A 1996 permit for the massive Akso-Nobel Salt Mine provides for a reduction in the mine's bond amount if it practices "backfilling," i.e., waste disposal. Proposals have been made to backfill 9,000 acres of salt mines with low-level nuclear waste, municipal solid waste, and sewage sludge. The company has received $18 million in grants from New York State to expand the mine and approximately $20 million in low-interest loans and tax and fee abatements, one-third of this funded by New York State. Permit language local stakeholders expected that would have prohibited waste disposal in the mine is missing.
The mine underlies three rural towns thirty miles south of Rochester, New York, alongside the Genessee River. A collapse of Akzo's nearby 6,000 acre Retsof Salt Mine in 1994 ruined large areas of land and homes throughout the Genesee River Valley towns of York, Geneseo, and Leicester in Livingston County. In addition to subsidence these areas experienced dewatering of overlying aquifers and the loss of water supplies, and contamination of ground and surface waters with brine. Following the collapse former DEC Commissioner Zagata ruled that salt mining was so much in the public interest as to justify expedited review of the larger 9,000 acre mine at Hampton Corners, which he ultimately approved.
The local concerned citizens organizations Regional Action Group for the Environmental (RAGE) and Protect A Clean Environment (PACE) believe salt production plays no role whatsover in the future of the mine. There is little demand for rock salt: the City of Rochester does not use rock salt on roads, and rock salt is infrequently used to treat icy road conditions elsewhere in the region. Their objections to the limited scope of review of the new mine was dismissed by Commissioner Zagata as "at best, rais[ing] potential uncertainties."
An environmental justice issue is presented by the discovery of at least eleven separate burial areas on the site containing human remains from Native American communities, some dating back 10,000 years.
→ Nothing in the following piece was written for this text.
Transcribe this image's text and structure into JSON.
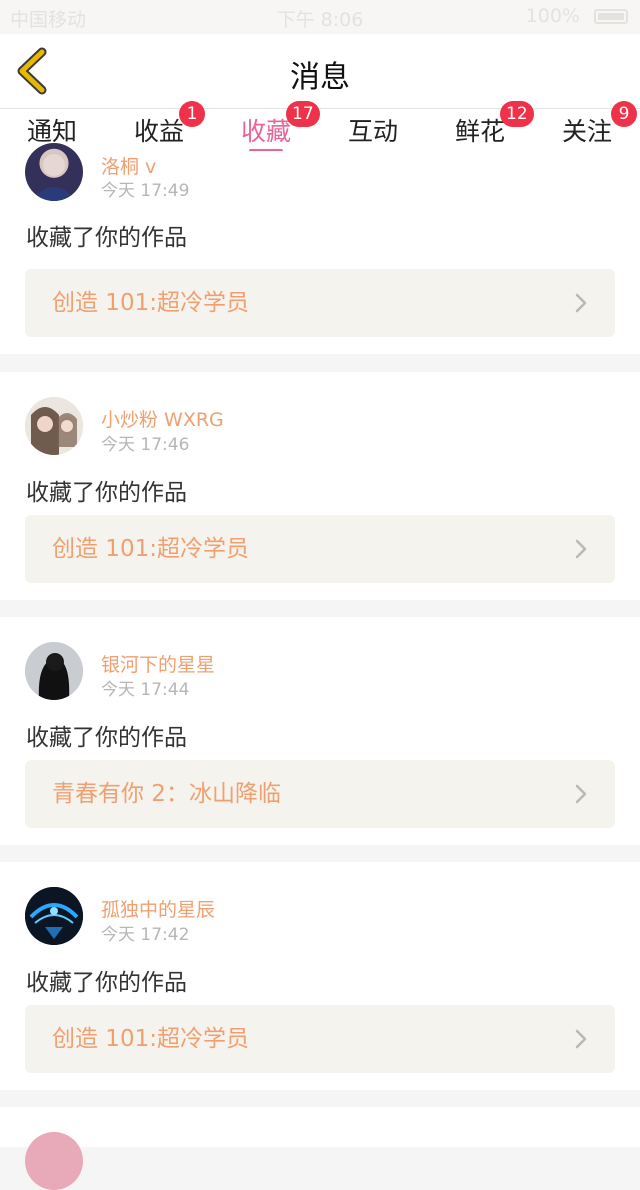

One-half of the membership of RAGE is Native American.
Additional salt mine storage projects are under way in Bath and Avoca, New York, where fresh water from Cohocton River is being injected into salt domes to create a cavity to store liquid propane, with the brine being discharged directly back into the river.